On light and darkness - and complex numbers and other joys
It is one of those strange things - truths - that the names of two of the darkest and most hateful men who ever existed are now associated with something grand, silly, happy, light, and laughable. No, not Darwin and Marx. Not even Nietzsche and Kant. I mean Calvin and Hobbes.
(Note: I have only a vague idea what the real C&H taught - I recall something about going to hell, and not as Dante, who apparently had a "just visiting" card - just as I very quickly forget an error in software once I have corrected it. Of course there are philosophers specializing in pathology who have to know such errors, just as there are pathologists for medicine or for engineering. But the study of Error Writ Large is a special sort of subject, not usually suitable for blogging, at least not today. And I did want to start a discussion on error, but I didn't have time. Maybe some other year. But let us proceed.)
There are many useful insights for a computer scientist in C&H - or even for a Chestertonian. People moan about "complex numbers" - but Hobbes easily disposes of this to Calvin by explaining they are things like "eleventeen" and "thirty-twelve". These sound complex to me, and I regret to state that few mathematicians have risen to the heights which could enable them to even speak these words, much less state theorems about them. More's the pity. We need more such advances.
Another one of the deep insights into methodology - indeed, a classic in proof-techniques - occurs in the famous lesson of the Opposite Pole, one of the important concepts found in what is likely Calvin's greatest single contribution to humanity: that is, the game of Calvinball, which is on a par with Chesterton's "Gype". [See his autobiography, CW16:211]
I do not have the time to dig out the precise bibliographic reference to the item, but the insight is simple to state. It occurs when Hobbes accuses Calvin of "not declaring" that he touched the Opposite Pole. Calvin states "Obviously I declared it oppositely: by not declaring it."
Genius... pure genius.
Well.

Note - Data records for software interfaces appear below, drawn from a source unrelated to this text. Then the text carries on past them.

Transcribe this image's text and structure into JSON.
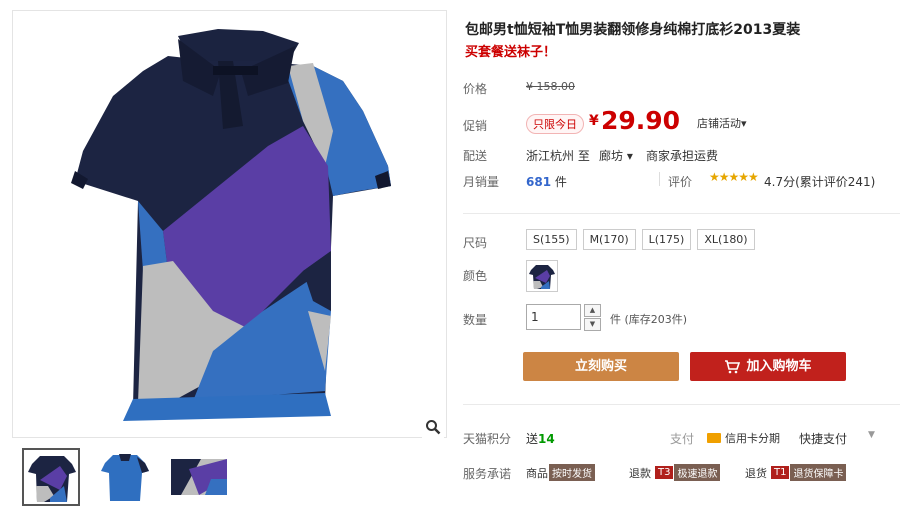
{
  "product": {
    "title": "包邮男t恤短袖T恤男装翻领修身纯棉打底衫2013夏装",
    "subtitle": "买套餐送袜子！"
  },
  "price": {
    "label": "价格",
    "value": "¥ 158.00"
  },
  "promo": {
    "label": "促销",
    "tag": "只限今日",
    "currency": "¥",
    "value": "29.90",
    "shop_activity": "店铺活动▾"
  },
  "shipping": {
    "label": "配送",
    "from": "浙江杭州 至",
    "destination": "廊坊 ▾",
    "fee": "商家承担运费"
  },
  "sales": {
    "label": "月销量",
    "count": "681",
    "unit": "件",
    "rating_label": "评价",
    "stars": "★★★★★",
    "rating_text": "4.7分(累计评价241)"
  },
  "size": {
    "label": "尺码",
    "options": [
      "S(155)",
      "M(170)",
      "L(175)",
      "XL(180)"
    ]
  },
  "color": {
    "label": "颜色"
  },
  "quantity": {
    "label": "数量",
    "value": "1",
    "stock": "件 (库存203件)"
  },
  "actions": {
    "buy_now": "立刻购买",
    "add_cart": "加入购物车"
  },
  "points": {
    "label": "天猫积分",
    "prefix": "送",
    "value": "14"
  },
  "payment": {
    "label": "支付",
    "credit": "信用卡分期",
    "quick": "快捷支付",
    "more": "▼"
  },
  "service": {
    "label": "服务承诺",
    "goods_prefix": "商品",
    "goods_badge": "按时发货",
    "refund_prefix": "退款",
    "refund_t": "T3",
    "refund_badge": "极速退款",
    "return_prefix": "退货",
    "return_t": "T1",
    "return_badge": "退货保障卡"
  },
  "colors": {
    "promo_red": "#c00000",
    "buy_now": "#cc8544",
    "add_cart": "#c1211c",
    "shirt_navy": "#1b2340",
    "shirt_blue": "#2f6fc0",
    "shirt_purple": "#5b3fa6",
    "shirt_grey": "#b8b8b8"
  }
}
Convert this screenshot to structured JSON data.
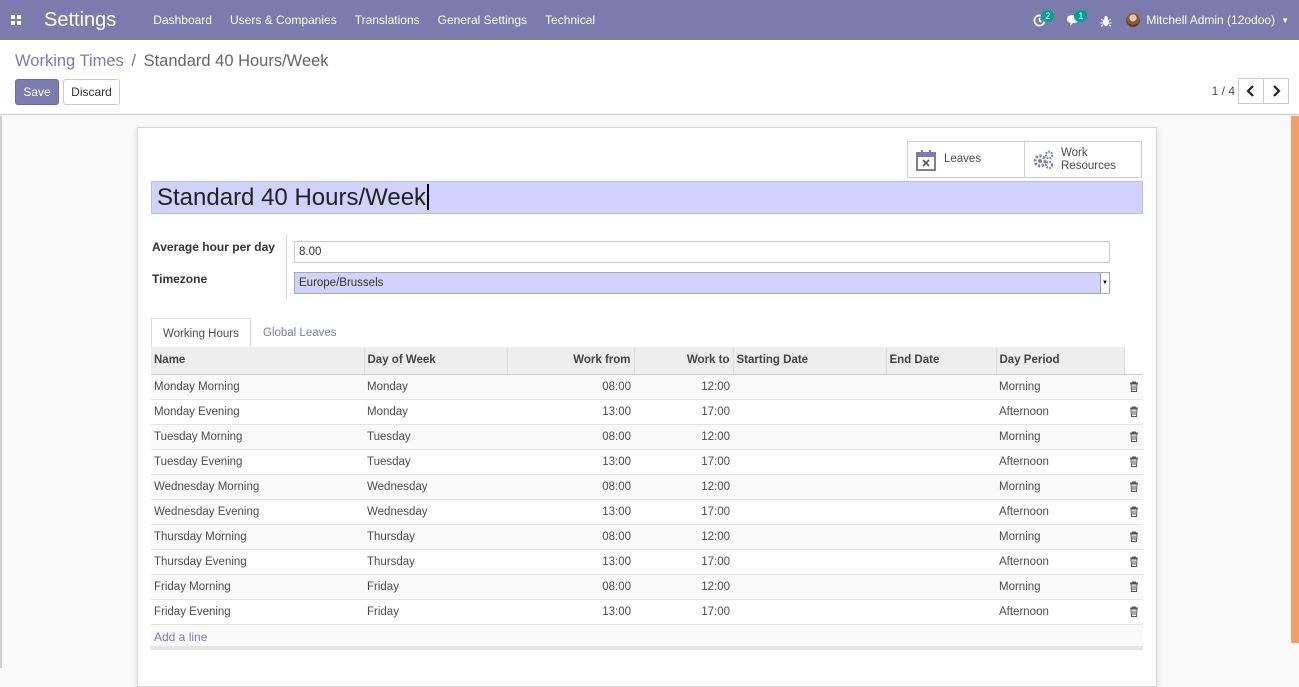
{
  "navbar": {
    "brand": "Settings",
    "menu": [
      "Dashboard",
      "Users & Companies",
      "Translations",
      "General Settings",
      "Technical"
    ],
    "activity_count": "2",
    "message_count": "1",
    "user": "Mitchell Admin (12odoo)"
  },
  "breadcrumb": {
    "parent": "Working Times",
    "separator": "/",
    "current": "Standard 40 Hours/Week"
  },
  "actions": {
    "save": "Save",
    "discard": "Discard"
  },
  "pager": {
    "value": "1 / 4"
  },
  "button_box": {
    "leaves": "Leaves",
    "work_resources_line1": "Work",
    "work_resources_line2": "Resources"
  },
  "record": {
    "name": "Standard 40 Hours/Week",
    "avg_hours_label": "Average hour per day",
    "avg_hours_value": "8.00",
    "timezone_label": "Timezone",
    "timezone_value": "Europe/Brussels"
  },
  "tabs": [
    {
      "label": "Working Hours",
      "active": true
    },
    {
      "label": "Global Leaves",
      "active": false
    }
  ],
  "table": {
    "columns": [
      "Name",
      "Day of Week",
      "Work from",
      "Work to",
      "Starting Date",
      "End Date",
      "Day Period"
    ],
    "rows": [
      [
        "Monday Morning",
        "Monday",
        "08:00",
        "12:00",
        "",
        "",
        "Morning"
      ],
      [
        "Monday Evening",
        "Monday",
        "13:00",
        "17:00",
        "",
        "",
        "Afternoon"
      ],
      [
        "Tuesday Morning",
        "Tuesday",
        "08:00",
        "12:00",
        "",
        "",
        "Morning"
      ],
      [
        "Tuesday Evening",
        "Tuesday",
        "13:00",
        "17:00",
        "",
        "",
        "Afternoon"
      ],
      [
        "Wednesday Morning",
        "Wednesday",
        "08:00",
        "12:00",
        "",
        "",
        "Morning"
      ],
      [
        "Wednesday Evening",
        "Wednesday",
        "13:00",
        "17:00",
        "",
        "",
        "Afternoon"
      ],
      [
        "Thursday Morning",
        "Thursday",
        "08:00",
        "12:00",
        "",
        "",
        "Morning"
      ],
      [
        "Thursday Evening",
        "Thursday",
        "13:00",
        "17:00",
        "",
        "",
        "Afternoon"
      ],
      [
        "Friday Morning",
        "Friday",
        "08:00",
        "12:00",
        "",
        "",
        "Morning"
      ],
      [
        "Friday Evening",
        "Friday",
        "13:00",
        "17:00",
        "",
        "",
        "Afternoon"
      ]
    ],
    "add_line": "Add a line"
  },
  "icons": {
    "apps": "apps-grid-icon",
    "activity": "clock-activity-icon",
    "messages": "chat-bubble-icon",
    "debug": "bug-icon",
    "leaves": "calendar-x-icon",
    "work_resources": "gears-icon",
    "delete": "trash-icon"
  },
  "colors": {
    "brand": "#7c7bad",
    "highlight_input": "#d2d2ff",
    "badge": "#00a09d"
  }
}
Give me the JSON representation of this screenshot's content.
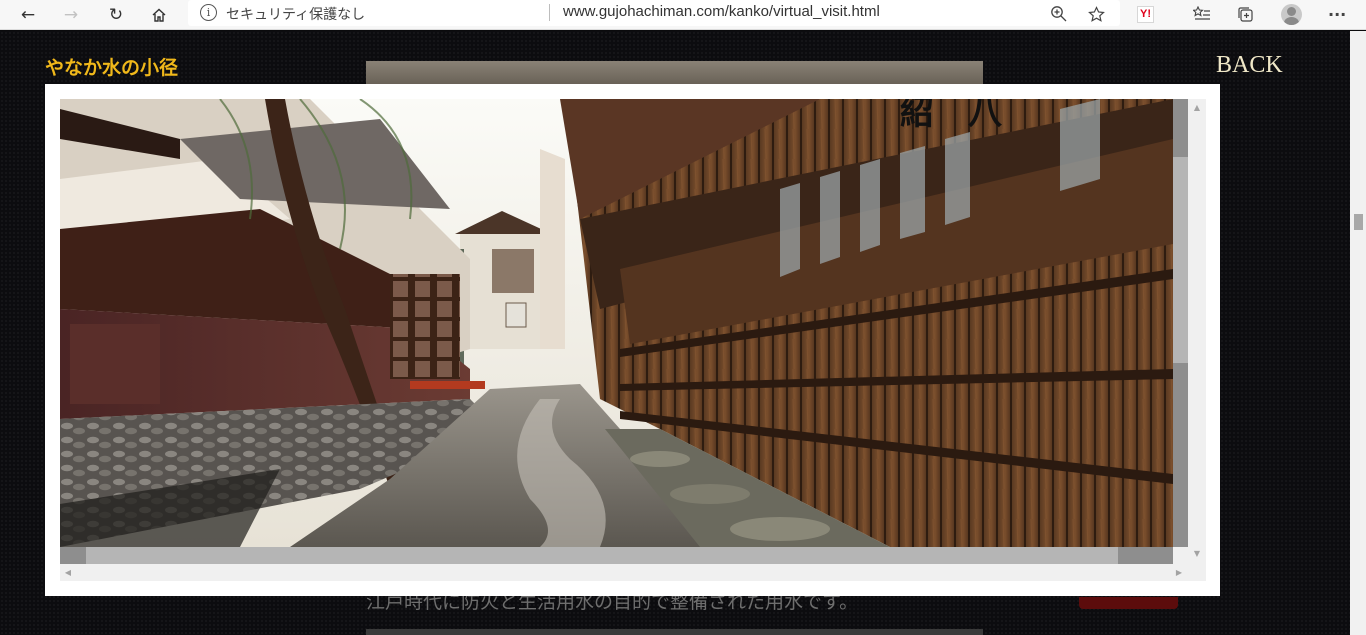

It was just this insight I was seeking recently when I was trying to decide how to handle a... er... a certain situation in my Saga. It was one of those situations involving Enemy Powers, obviously calling for the charism which in Holy Orders is classed under the Minor Order called "Exorcist".
Now, as I have noted previously I have a copy of the Roman Ritual, so there was no difficulty regarding the formal method. However, for a number of reasons - some dramatic, some artistic, some a kind of paternal concern - I didn't want to let Certain Matters come into direct view.
So I decided to wield Calvin's "Opposite Pole Technique", and declare it by not declaring it. There's some theatric term which might be used... ah yes: "it [the gory part] happens off-stage."
Strange to say, this made the whole effect a good deal more creepy than I expected.
On contemplating this, two different GKC quotes come to mind:
After a pause the priest spoke again in his mild manner. "Admiral," he said, "will you do me a favour? Let me, and my friends if they like, stop in that tower of yours just for tonight? Do you know that in my business you're an exorcist almost before anything else?"I don't delve into this to shock or annoy, but just the OPPOSITE: to suggest that there are good artistic ways of handling such matters so that they do NOT shock. No one needs that sort of detail... and yet the effect will be Calvinistic and Hobbesian in the extreme.
[GKC "The Perishing of the Pendragons" in The Wisdom of Father Brown]
This inverted imagination produces things of which it is better not to speak. Some of them indeed might almost be named without being known; for they are of that extreme evil which seems innocent to the innocent. They are too inhuman even to be indecent.
[GKC The Everlasting Man CW2:253]